- _Task brief_: Tally the lines below that contain "object" and reply with only the tally.

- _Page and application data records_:
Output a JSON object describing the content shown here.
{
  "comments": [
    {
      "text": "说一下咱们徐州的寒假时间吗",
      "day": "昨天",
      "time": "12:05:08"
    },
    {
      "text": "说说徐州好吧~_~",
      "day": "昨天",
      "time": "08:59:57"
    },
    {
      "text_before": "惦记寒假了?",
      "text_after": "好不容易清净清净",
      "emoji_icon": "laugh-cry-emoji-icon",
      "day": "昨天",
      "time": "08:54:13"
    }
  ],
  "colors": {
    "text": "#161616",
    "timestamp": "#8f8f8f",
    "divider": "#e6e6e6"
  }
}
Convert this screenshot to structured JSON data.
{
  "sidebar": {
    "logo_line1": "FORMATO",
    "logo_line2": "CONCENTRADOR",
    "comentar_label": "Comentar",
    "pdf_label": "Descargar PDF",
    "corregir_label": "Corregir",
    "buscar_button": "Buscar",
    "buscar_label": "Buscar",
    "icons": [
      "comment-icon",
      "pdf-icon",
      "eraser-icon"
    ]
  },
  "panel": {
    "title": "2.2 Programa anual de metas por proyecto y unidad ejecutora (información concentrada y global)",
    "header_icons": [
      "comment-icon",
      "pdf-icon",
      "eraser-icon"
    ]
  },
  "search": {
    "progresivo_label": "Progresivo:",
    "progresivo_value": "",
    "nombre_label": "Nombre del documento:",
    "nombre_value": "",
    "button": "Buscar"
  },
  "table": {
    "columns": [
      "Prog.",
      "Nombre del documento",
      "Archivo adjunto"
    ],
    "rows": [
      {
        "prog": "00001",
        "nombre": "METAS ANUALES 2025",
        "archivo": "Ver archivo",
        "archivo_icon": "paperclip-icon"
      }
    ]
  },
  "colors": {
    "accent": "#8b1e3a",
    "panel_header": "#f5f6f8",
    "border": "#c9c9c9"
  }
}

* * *

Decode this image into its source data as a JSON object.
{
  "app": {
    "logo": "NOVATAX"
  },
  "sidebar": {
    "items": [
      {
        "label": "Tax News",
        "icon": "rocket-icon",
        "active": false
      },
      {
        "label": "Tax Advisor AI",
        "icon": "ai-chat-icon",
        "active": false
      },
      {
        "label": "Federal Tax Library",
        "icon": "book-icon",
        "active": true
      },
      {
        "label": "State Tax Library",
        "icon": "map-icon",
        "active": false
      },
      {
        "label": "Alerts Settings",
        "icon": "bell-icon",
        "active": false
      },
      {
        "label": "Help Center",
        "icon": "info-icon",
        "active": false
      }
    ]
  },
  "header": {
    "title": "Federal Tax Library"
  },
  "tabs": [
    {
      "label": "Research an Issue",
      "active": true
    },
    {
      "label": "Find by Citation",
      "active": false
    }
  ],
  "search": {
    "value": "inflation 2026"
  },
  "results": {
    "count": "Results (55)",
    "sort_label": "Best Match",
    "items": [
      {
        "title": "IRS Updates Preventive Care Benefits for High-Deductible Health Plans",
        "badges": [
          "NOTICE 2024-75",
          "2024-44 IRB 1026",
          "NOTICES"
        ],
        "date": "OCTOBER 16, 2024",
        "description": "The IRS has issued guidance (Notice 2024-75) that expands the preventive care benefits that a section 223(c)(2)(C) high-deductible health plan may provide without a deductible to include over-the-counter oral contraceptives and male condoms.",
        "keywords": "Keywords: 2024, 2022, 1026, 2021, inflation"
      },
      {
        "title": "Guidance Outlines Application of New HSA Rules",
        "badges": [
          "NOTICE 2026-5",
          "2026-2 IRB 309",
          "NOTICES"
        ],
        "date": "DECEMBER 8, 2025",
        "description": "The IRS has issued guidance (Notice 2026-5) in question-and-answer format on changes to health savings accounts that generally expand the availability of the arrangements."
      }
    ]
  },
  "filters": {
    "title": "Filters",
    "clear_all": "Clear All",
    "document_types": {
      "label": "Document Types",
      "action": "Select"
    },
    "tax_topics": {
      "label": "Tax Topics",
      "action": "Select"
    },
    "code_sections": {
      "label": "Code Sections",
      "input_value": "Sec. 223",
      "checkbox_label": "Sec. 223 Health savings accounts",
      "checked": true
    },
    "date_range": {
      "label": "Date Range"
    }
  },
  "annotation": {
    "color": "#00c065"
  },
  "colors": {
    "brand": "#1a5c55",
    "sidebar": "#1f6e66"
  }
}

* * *

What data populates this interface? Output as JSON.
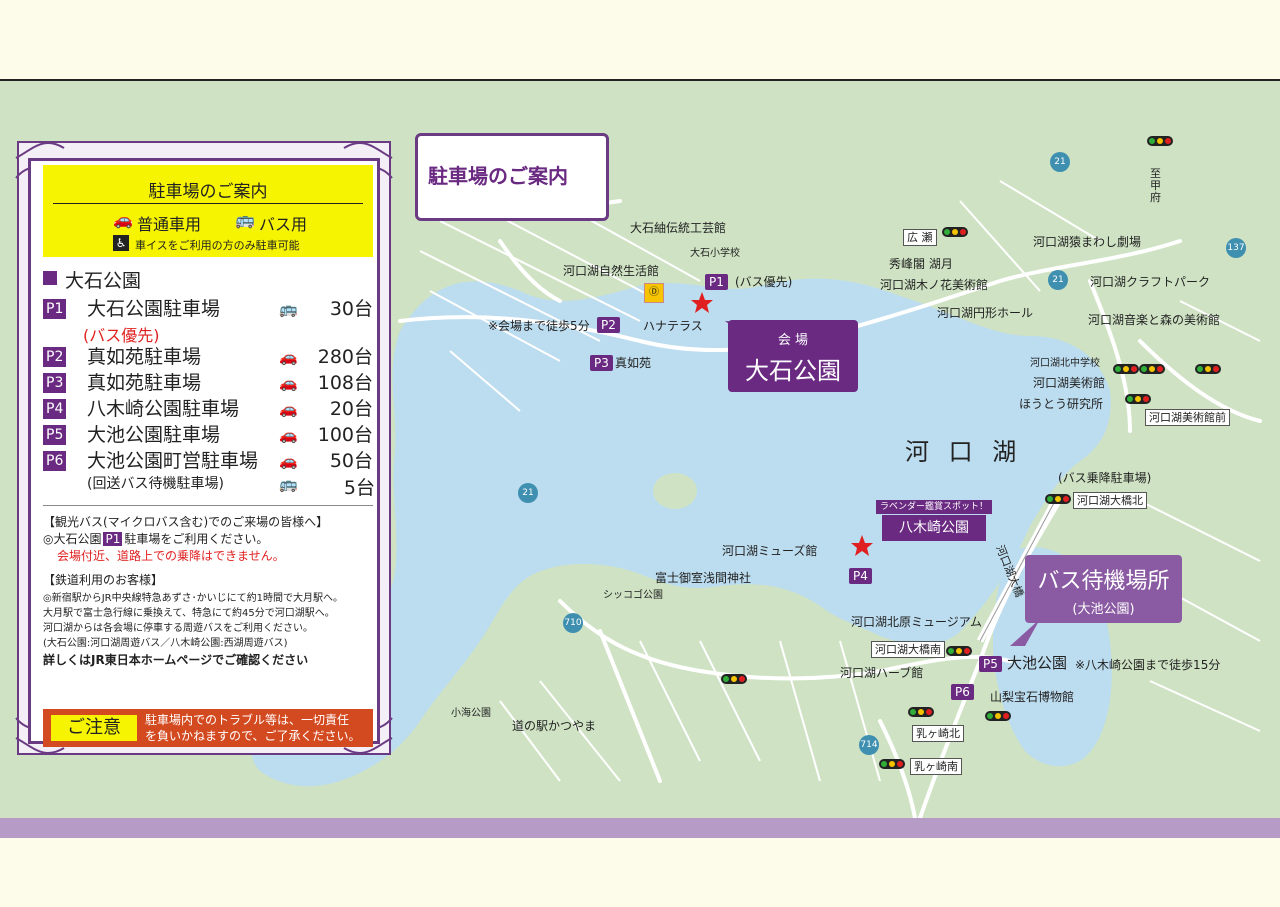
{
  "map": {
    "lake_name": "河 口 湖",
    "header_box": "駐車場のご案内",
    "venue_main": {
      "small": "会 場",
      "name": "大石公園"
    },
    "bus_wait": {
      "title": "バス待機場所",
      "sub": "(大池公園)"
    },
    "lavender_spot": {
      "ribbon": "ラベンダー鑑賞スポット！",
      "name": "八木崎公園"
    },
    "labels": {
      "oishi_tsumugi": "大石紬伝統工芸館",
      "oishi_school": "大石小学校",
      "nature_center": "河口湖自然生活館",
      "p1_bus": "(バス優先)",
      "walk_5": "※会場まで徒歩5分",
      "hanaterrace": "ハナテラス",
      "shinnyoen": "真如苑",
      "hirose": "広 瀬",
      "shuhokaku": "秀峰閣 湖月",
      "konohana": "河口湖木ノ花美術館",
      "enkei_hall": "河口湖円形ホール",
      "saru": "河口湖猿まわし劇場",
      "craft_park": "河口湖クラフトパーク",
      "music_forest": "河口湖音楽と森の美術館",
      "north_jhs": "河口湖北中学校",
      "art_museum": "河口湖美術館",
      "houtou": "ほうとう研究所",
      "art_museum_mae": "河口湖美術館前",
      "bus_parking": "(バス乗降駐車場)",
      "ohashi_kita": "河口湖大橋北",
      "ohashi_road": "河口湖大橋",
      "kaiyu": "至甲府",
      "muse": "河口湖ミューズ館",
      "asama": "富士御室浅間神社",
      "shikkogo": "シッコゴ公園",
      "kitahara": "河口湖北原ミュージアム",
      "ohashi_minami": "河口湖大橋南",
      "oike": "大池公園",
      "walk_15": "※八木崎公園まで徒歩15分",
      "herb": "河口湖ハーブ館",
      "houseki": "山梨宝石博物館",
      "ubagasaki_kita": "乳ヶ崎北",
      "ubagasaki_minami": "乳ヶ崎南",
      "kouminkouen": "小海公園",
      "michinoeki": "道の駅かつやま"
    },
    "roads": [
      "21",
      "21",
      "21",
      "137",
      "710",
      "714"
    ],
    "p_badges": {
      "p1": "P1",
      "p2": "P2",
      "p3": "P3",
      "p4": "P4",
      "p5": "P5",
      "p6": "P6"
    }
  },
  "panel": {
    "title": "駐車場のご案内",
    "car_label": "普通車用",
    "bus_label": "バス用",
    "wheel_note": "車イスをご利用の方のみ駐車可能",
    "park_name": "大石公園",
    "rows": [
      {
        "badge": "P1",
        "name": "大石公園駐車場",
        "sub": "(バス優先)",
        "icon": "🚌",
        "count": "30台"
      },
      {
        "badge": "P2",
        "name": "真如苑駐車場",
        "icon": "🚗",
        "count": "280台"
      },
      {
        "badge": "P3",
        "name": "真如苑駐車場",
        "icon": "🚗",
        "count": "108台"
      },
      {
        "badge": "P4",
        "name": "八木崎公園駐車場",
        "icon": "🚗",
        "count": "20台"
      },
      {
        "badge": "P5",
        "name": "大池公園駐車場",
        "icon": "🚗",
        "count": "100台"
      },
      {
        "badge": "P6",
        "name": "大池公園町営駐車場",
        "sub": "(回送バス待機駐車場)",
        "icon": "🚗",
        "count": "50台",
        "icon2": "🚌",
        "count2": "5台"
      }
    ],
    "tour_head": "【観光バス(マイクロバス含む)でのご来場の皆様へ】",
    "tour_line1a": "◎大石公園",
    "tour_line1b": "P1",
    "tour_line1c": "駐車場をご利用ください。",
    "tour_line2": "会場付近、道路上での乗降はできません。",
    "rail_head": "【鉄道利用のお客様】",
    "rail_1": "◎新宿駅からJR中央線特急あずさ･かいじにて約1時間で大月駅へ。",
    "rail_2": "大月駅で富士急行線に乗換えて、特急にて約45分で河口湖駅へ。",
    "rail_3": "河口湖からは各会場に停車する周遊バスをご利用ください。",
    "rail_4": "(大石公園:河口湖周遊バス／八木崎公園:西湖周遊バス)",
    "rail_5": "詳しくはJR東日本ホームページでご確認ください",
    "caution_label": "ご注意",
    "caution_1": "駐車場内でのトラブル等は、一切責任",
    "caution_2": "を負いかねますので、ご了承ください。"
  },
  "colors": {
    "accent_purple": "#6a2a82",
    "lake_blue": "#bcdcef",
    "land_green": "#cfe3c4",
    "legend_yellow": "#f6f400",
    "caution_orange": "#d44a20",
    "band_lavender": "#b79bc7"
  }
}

- _Answer space_: 2